There is one thing that clearly stands out here. Lorillard now leads in all seven categories. I'm pretty sure that this is the first time that there has been only one leader in all of the categories. When I last updated this table, three of the four names had some sort of lead. Philip Morris led in both the revenue and earnings growth categories for 2014, while Reynolds led in dividend yield.

Philip Morris's growth expectations have come down after its poor second quarter report. Analysts now expect just 0.2% revenue growth this year, compared to 2.6% growth at my last update. The 2014 revenue growth figure has been cut from 5.4% to 5.1% as well, bringing the two-year total down from 8.1% to 5.3%. In terms of earnings per share growth, a similar pattern exists, with the two-year total down from 19.3% to 16.5%. Philip Morris stated that their overall business outlook remained the same, and that the earnings per share hit was all due to currency issues. While that may make investors feel a little better, stagnant net income and reduced cash flow are worrisome for now. I examined the impact of those two items in more depth in my above-linked quarterly earnings wrap-up.

Current Valuations:

You could have the greatest company on earth, with great growth, dividends, buybacks, etc., but that doesn't mean it will be the best investment. Sometimes, it all comes down to valuations. If that "greatest company" is just too expensive, it might not be worth it. As those who follow me know, Philip Morris's valuation is one item I've tracked extensively in the past. The following table shows valuation metrics for each company in this article, as of my last update and now.

You can see that Philip Morris's valuation rose since my last update. Part of that is the stock's rally of more than $2, but also it is due to the reduced expectations. Anyone that has read my continuous coverage of Philip Morris knows that PM shares trade at a premium. Investors have been willing to pay for the solid amount of growth and the sizable buyback. I've continued to track that premium, on both a price-to-sales and price-to-earnings basis, with the results found below (compared to my last update).

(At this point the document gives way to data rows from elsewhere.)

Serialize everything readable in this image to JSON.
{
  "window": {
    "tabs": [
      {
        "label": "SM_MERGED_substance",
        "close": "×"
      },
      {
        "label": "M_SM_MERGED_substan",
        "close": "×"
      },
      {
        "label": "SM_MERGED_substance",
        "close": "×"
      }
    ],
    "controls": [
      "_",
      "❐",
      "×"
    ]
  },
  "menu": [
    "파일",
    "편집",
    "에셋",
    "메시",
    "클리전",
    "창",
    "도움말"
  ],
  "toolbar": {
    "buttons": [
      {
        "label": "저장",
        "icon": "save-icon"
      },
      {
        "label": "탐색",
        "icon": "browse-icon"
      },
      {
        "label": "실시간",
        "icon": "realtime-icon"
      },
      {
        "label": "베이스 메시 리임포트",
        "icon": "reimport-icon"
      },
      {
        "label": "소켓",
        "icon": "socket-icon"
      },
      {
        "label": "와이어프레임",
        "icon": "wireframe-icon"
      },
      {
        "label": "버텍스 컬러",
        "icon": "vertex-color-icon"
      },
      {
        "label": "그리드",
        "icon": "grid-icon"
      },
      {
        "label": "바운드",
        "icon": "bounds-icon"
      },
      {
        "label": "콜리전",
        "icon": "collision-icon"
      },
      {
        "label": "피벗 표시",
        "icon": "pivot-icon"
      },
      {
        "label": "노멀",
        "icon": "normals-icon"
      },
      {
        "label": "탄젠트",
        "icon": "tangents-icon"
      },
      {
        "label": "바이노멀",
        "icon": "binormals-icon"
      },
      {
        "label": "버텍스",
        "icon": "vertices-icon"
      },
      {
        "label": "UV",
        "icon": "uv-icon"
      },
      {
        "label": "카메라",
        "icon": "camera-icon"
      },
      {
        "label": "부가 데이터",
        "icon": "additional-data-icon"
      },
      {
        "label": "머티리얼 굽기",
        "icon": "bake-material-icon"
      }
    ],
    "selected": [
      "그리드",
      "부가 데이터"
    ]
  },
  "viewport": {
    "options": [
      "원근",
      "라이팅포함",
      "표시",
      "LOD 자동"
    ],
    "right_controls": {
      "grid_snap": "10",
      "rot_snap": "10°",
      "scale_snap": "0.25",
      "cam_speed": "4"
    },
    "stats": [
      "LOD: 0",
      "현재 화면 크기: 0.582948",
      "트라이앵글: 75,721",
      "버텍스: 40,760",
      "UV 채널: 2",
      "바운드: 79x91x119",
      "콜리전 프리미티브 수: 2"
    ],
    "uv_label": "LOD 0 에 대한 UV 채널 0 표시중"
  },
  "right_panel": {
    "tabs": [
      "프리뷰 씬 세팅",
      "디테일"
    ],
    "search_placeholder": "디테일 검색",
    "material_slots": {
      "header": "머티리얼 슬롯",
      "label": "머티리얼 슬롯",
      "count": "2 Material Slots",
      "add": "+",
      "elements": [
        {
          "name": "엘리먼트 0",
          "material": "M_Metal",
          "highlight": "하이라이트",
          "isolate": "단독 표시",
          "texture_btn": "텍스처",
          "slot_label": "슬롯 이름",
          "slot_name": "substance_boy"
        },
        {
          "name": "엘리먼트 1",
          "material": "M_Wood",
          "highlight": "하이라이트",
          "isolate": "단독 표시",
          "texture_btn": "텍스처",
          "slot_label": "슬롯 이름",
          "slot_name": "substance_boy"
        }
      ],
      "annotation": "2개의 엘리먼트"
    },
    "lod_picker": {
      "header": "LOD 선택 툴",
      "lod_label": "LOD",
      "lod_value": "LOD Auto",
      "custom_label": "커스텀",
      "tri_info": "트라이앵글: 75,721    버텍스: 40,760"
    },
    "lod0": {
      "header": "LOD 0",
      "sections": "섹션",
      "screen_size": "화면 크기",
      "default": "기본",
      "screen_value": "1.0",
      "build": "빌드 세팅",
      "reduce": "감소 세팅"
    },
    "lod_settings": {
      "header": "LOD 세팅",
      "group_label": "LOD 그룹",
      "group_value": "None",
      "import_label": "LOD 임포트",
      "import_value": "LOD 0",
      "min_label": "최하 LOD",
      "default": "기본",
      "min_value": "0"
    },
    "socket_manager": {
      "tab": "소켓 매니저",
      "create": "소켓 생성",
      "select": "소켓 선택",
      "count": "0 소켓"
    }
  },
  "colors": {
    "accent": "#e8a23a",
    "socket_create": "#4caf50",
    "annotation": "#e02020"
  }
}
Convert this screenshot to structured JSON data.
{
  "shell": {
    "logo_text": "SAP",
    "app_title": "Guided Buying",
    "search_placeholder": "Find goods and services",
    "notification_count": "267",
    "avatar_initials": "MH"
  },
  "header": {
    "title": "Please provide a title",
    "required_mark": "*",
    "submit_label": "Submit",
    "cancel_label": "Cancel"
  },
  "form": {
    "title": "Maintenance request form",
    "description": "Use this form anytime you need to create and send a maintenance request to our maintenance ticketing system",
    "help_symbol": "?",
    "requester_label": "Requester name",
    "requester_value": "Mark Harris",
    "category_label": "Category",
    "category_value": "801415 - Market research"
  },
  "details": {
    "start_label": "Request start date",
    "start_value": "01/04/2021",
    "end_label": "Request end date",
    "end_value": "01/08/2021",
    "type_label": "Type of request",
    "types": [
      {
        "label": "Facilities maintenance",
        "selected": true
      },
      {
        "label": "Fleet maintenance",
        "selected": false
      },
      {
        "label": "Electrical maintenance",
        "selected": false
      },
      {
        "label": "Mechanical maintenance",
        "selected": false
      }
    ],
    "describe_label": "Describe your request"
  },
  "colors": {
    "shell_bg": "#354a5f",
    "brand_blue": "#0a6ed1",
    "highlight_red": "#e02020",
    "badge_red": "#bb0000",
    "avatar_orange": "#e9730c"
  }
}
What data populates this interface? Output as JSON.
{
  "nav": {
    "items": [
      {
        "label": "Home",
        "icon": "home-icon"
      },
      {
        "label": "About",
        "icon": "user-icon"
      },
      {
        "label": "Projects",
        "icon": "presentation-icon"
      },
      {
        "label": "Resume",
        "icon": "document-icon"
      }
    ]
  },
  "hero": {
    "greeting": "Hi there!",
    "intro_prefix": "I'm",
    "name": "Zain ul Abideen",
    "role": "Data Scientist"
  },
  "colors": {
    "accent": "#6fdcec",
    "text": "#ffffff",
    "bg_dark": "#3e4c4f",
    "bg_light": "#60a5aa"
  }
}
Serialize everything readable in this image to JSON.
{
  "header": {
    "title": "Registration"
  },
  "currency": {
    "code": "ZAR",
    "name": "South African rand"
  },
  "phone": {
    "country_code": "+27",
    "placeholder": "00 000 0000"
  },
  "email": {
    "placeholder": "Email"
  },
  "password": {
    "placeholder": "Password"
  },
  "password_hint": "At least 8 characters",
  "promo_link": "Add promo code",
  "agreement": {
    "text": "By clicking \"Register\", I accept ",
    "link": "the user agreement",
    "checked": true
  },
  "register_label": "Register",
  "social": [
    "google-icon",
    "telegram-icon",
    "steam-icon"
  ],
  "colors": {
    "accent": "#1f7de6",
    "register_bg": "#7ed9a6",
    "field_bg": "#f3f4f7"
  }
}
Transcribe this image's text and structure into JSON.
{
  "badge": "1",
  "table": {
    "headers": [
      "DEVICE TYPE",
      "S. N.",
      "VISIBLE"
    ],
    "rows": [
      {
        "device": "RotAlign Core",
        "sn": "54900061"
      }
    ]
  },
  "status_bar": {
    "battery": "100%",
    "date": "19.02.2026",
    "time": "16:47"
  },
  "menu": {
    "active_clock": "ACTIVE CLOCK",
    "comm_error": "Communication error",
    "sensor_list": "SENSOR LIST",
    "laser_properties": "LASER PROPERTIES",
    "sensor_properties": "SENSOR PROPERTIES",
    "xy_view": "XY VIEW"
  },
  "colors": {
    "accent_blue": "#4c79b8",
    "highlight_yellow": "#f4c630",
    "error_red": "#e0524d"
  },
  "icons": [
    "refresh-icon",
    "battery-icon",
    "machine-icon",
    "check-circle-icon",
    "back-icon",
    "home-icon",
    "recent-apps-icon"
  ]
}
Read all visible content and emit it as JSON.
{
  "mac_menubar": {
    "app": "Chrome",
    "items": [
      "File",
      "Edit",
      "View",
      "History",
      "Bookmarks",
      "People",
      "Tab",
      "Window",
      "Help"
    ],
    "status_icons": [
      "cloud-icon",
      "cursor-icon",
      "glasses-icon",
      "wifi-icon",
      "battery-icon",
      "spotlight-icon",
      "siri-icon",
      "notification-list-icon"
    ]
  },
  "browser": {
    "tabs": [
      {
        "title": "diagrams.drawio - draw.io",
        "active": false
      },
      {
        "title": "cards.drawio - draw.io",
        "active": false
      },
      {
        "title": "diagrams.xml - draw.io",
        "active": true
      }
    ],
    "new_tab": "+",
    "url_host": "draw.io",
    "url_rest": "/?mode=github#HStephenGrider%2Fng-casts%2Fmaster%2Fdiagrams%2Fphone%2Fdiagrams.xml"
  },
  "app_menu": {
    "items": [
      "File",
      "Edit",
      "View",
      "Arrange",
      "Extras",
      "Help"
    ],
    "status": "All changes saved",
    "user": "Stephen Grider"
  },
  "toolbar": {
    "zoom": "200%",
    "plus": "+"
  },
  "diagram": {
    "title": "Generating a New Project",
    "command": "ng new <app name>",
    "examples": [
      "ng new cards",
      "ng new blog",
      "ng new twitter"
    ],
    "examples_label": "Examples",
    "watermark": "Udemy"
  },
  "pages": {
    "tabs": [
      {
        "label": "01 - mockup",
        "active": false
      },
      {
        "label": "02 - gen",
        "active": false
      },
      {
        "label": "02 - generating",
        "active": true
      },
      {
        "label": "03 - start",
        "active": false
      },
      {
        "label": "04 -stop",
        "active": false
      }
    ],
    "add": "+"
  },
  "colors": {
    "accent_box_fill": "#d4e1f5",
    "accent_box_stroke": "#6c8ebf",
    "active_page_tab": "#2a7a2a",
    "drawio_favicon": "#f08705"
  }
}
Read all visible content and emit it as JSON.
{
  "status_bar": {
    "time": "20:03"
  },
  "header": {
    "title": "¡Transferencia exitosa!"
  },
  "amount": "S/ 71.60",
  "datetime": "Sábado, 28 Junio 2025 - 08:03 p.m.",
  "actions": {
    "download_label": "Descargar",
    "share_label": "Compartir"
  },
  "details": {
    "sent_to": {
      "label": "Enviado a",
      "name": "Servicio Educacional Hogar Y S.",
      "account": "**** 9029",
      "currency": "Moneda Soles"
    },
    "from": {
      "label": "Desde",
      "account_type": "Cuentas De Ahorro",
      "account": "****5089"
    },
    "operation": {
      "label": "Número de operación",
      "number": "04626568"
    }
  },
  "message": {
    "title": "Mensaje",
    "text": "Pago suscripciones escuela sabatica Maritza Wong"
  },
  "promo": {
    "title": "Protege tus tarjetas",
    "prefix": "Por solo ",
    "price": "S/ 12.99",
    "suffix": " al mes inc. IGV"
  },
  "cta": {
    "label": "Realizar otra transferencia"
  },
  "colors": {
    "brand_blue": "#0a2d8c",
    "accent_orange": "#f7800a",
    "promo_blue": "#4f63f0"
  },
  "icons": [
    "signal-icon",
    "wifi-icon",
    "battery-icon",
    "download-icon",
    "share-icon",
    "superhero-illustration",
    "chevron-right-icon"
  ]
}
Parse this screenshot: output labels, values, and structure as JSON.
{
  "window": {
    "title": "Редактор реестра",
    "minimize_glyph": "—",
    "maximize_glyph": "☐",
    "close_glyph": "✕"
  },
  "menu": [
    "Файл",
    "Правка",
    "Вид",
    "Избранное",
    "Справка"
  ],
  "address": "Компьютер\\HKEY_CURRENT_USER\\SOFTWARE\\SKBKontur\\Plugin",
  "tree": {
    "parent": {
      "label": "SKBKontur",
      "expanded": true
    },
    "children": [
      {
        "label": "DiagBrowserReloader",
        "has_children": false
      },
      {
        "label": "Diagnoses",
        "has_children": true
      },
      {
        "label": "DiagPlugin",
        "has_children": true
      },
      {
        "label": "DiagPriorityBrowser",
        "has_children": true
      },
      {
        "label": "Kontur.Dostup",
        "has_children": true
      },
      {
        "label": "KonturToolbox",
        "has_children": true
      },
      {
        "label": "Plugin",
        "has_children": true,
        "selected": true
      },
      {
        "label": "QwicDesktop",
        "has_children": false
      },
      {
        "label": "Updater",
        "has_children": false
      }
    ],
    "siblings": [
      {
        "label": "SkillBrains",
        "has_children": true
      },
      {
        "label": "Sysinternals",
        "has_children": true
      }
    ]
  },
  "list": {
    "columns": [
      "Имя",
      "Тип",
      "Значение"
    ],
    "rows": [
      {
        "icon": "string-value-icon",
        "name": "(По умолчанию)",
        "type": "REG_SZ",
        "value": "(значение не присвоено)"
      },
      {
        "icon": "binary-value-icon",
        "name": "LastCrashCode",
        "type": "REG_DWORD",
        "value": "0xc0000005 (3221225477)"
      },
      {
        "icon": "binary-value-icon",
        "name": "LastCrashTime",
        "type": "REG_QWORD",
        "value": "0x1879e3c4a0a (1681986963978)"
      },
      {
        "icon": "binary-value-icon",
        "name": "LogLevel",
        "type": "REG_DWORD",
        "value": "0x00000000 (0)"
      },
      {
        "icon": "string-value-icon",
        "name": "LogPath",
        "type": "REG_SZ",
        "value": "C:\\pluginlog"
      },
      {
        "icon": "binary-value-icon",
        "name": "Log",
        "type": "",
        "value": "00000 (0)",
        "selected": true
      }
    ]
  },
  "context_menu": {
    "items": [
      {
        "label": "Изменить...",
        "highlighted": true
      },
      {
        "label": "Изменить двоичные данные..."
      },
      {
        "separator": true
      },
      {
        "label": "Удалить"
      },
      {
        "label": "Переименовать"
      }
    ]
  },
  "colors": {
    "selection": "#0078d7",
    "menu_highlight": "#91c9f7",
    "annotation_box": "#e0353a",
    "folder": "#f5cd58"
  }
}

The premium has increased a bit, which is a little worrisome given how the growth prospects have declined. However, the premium we are at now is nowhere close to the highest point I've seen in the past couple of years, so that's a good sign.

Analysts say buy Philip Morris:

I always like to look at what the professional Wall Street analysts think when it comes to the names in this space. The following table shows the average analyst rating, where a 1.0 is a strong buy and a 3.0 is a hold. The table also shows the average, or mean, price target currently, and the upside to that target from Tuesday's close.

Philip Morris remains the analyst favorite. Since my last update, Philip Morris's and Altria's ratings have increased by 0.1, and Lorillard's is up by 0.2. A higher number is not good, because that means analysts are moving from buy ratings to neutral ratings. As was the case in my last update (and many of my updates), Philip Morris has the greatest upside to the average analyst target.

Final Thoughts:

Philip Morris shares have been very stagnant in recent weeks. While this name is an investor favorite, reduced expectations have some on the fence. We are a little over a month away from their next dividend announcement, which is expected to be a dividend raise. That will be the next catalyst for the stock, which hopefully will get Philip Morris shares moving again.

Source: Philip Morris Battling Reduced Expectations

Additional disclosure: Investors are always reminded that before making any investment, you should do your own proper due diligence on any name directly or indirectly mentioned in this article. Investors should also consider seeking advice from a broker or financial adviser before making any investment decisions. Any material in this article should be considered general information, and not relied on as a formal investment recommendation.